--- Data Enclosed Below ---

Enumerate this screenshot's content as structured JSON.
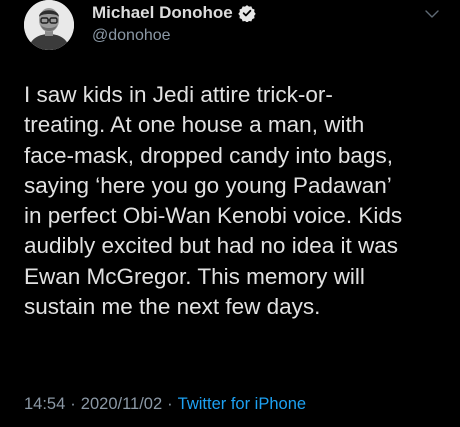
{
  "author": {
    "name": "Michael Donohoe",
    "handle": "@donohoe",
    "verified": true
  },
  "tweet": {
    "lines": [
      "I saw kids in Jedi attire trick-or-",
      "treating. At one house a man, with",
      "face-mask, dropped candy into bags,",
      "saying ‘here you go young Padawan’",
      "in perfect Obi-Wan Kenobi voice. Kids",
      "audibly excited but had no idea it was",
      "Ewan McGregor. This memory will",
      "sustain me the next few days."
    ],
    "time": "14:54",
    "date": "2020/11/02",
    "separator": "·",
    "source": "Twitter for iPhone"
  },
  "icons": {
    "verified": "verified-badge-icon",
    "menu": "chevron-down-icon"
  },
  "colors": {
    "background": "#000000",
    "text": "#e1e1e1",
    "secondary": "#8b98a5",
    "link": "#1da1f2"
  }
}
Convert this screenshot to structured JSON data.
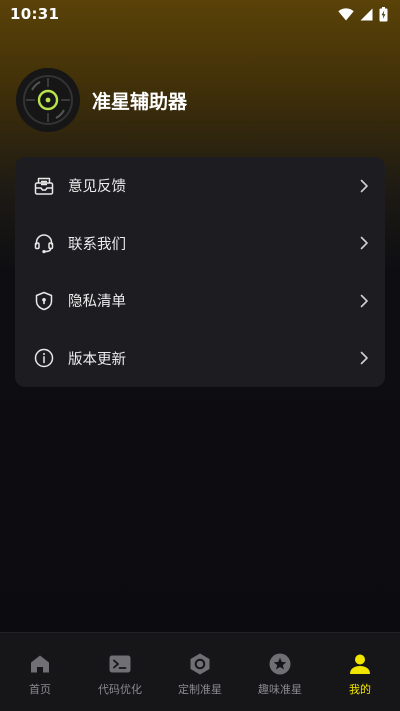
{
  "status_bar": {
    "time": "10:31"
  },
  "profile": {
    "app_name": "准星辅助器"
  },
  "menu": {
    "items": [
      {
        "label": "意见反馈",
        "icon": "feedback-mailbox-icon"
      },
      {
        "label": "联系我们",
        "icon": "headset-icon"
      },
      {
        "label": "隐私清单",
        "icon": "shield-lock-icon"
      },
      {
        "label": "版本更新",
        "icon": "info-icon"
      }
    ]
  },
  "tabs": [
    {
      "label": "首页",
      "icon": "home-icon",
      "active": false
    },
    {
      "label": "代码优化",
      "icon": "terminal-icon",
      "active": false
    },
    {
      "label": "定制准星",
      "icon": "hexagon-icon",
      "active": false
    },
    {
      "label": "趣味准星",
      "icon": "star-icon",
      "active": false
    },
    {
      "label": "我的",
      "icon": "user-icon",
      "active": true
    }
  ],
  "colors": {
    "accent": "#f2e600",
    "inactive": "#8a8a8f",
    "card": "#1d1d21",
    "header_gold": "#5a4208"
  }
}
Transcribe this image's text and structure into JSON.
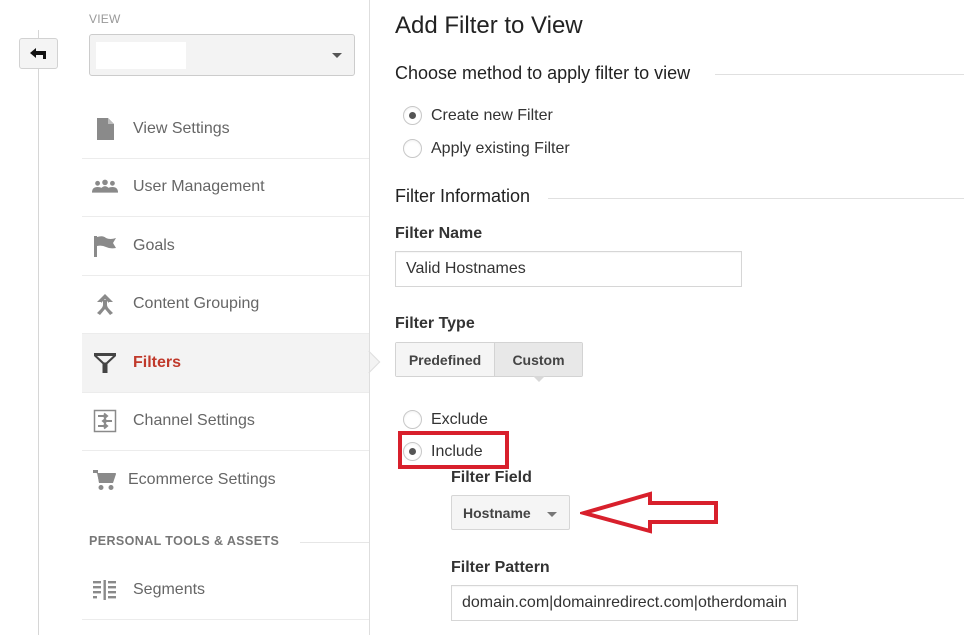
{
  "nav_rail": {
    "back_icon": "back-arrow-icon"
  },
  "sidebar": {
    "view_label": "VIEW",
    "view_select_value": "",
    "items": [
      {
        "label": "View Settings",
        "icon": "document-icon",
        "active": false
      },
      {
        "label": "User Management",
        "icon": "users-icon",
        "active": false
      },
      {
        "label": "Goals",
        "icon": "flag-icon",
        "active": false
      },
      {
        "label": "Content Grouping",
        "icon": "content-grouping-icon",
        "active": false
      },
      {
        "label": "Filters",
        "icon": "filter-icon",
        "active": true
      },
      {
        "label": "Channel Settings",
        "icon": "channel-settings-icon",
        "active": false
      },
      {
        "label": "Ecommerce Settings",
        "icon": "cart-icon",
        "active": false
      }
    ],
    "section_header": "PERSONAL TOOLS & ASSETS",
    "section_items": [
      {
        "label": "Segments",
        "icon": "segments-icon"
      }
    ]
  },
  "main": {
    "title": "Add Filter to View",
    "method_section": {
      "title": "Choose method to apply filter to view",
      "options": [
        {
          "label": "Create new Filter",
          "selected": true
        },
        {
          "label": "Apply existing Filter",
          "selected": false
        }
      ]
    },
    "info_section": {
      "title": "Filter Information",
      "filter_name_label": "Filter Name",
      "filter_name_value": "Valid Hostnames",
      "filter_type_label": "Filter Type",
      "filter_type_tabs": [
        {
          "label": "Predefined",
          "selected": false
        },
        {
          "label": "Custom",
          "selected": true
        }
      ],
      "custom_options": [
        {
          "label": "Exclude",
          "selected": false
        },
        {
          "label": "Include",
          "selected": true
        }
      ],
      "filter_field_label": "Filter Field",
      "filter_field_value": "Hostname",
      "filter_pattern_label": "Filter Pattern",
      "filter_pattern_value": "domain.com|domainredirect.com|otherdomain"
    }
  },
  "annotations": {
    "color": "#d8202c",
    "highlight_target": "Include",
    "arrow_target": "Hostname"
  },
  "colors": {
    "active_nav": "#c0392b"
  }
}
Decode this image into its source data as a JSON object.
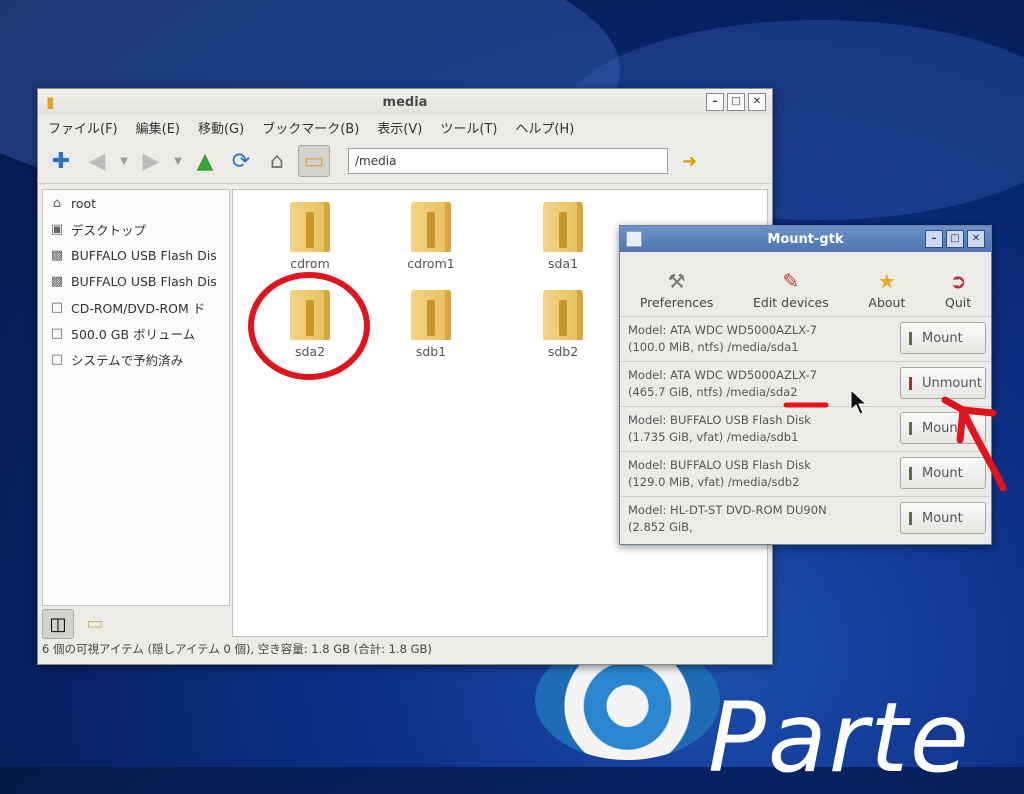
{
  "file_manager": {
    "title": "media",
    "menu": [
      "ファイル(F)",
      "編集(E)",
      "移動(G)",
      "ブックマーク(B)",
      "表示(V)",
      "ツール(T)",
      "ヘルプ(H)"
    ],
    "address": "/media",
    "sidebar": [
      {
        "icon": "home-icon",
        "label": "root"
      },
      {
        "icon": "desktop-icon",
        "label": "デスクトップ"
      },
      {
        "icon": "usb-drive-icon",
        "label": "BUFFALO USB Flash Dis"
      },
      {
        "icon": "usb-drive-icon",
        "label": "BUFFALO USB Flash Dis"
      },
      {
        "icon": "drive-icon",
        "label": "CD-ROM/DVD-ROM ド"
      },
      {
        "icon": "drive-icon",
        "label": "500.0 GB ボリューム"
      },
      {
        "icon": "drive-icon",
        "label": "システムで予約済み"
      }
    ],
    "folders": [
      "cdrom",
      "cdrom1",
      "sda1",
      "sda2",
      "sdb1",
      "sdb2"
    ],
    "status": "6 個の可視アイテム (隠しアイテム 0 個), 空き容量: 1.8 GB (合計: 1.8 GB)"
  },
  "mount_gtk": {
    "title": "Mount-gtk",
    "tools": [
      {
        "icon": "preferences-icon",
        "label": "Preferences"
      },
      {
        "icon": "edit-icon",
        "label": "Edit devices"
      },
      {
        "icon": "star-icon",
        "label": "About"
      },
      {
        "icon": "quit-icon",
        "label": "Quit"
      }
    ],
    "drives": [
      {
        "line1": "Model: ATA WDC WD5000AZLX-7",
        "line2": "(100.0 MiB, ntfs)   /media/sda1",
        "button": "Mount"
      },
      {
        "line1": "Model: ATA WDC WD5000AZLX-7",
        "line2": "(465.7 GiB, ntfs)   /media/sda2",
        "button": "Unmount"
      },
      {
        "line1": "Model: BUFFALO USB Flash Disk",
        "line2": "(1.735 GiB, vfat)   /media/sdb1",
        "button": "Mount"
      },
      {
        "line1": "Model: BUFFALO USB Flash Disk",
        "line2": "(129.0 MiB, vfat)   /media/sdb2",
        "button": "Mount"
      },
      {
        "line1": "Model: HL-DT-ST DVD-ROM DU90N",
        "line2": "(2.852 GiB,",
        "button": "Mount"
      }
    ]
  },
  "background_text": "Parte",
  "colors": {
    "annotation": "#e0141c",
    "titlebar_active": "#5a80bb"
  }
}
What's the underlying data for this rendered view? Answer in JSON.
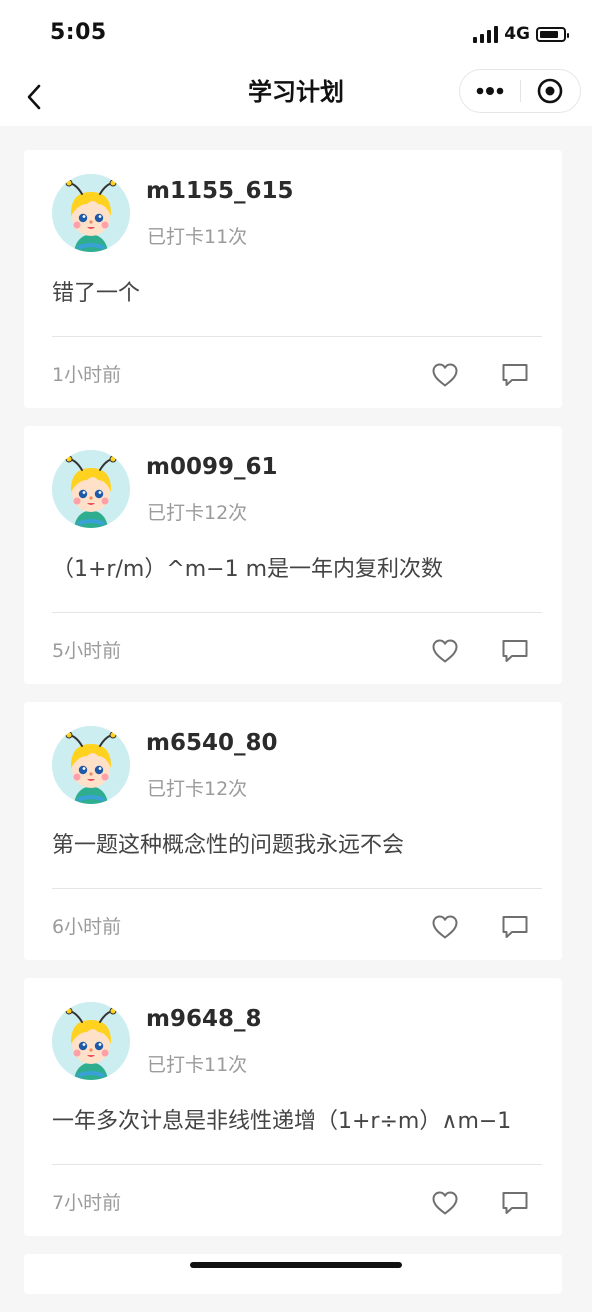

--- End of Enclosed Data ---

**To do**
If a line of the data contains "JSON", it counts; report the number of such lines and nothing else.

**Exercise output**
5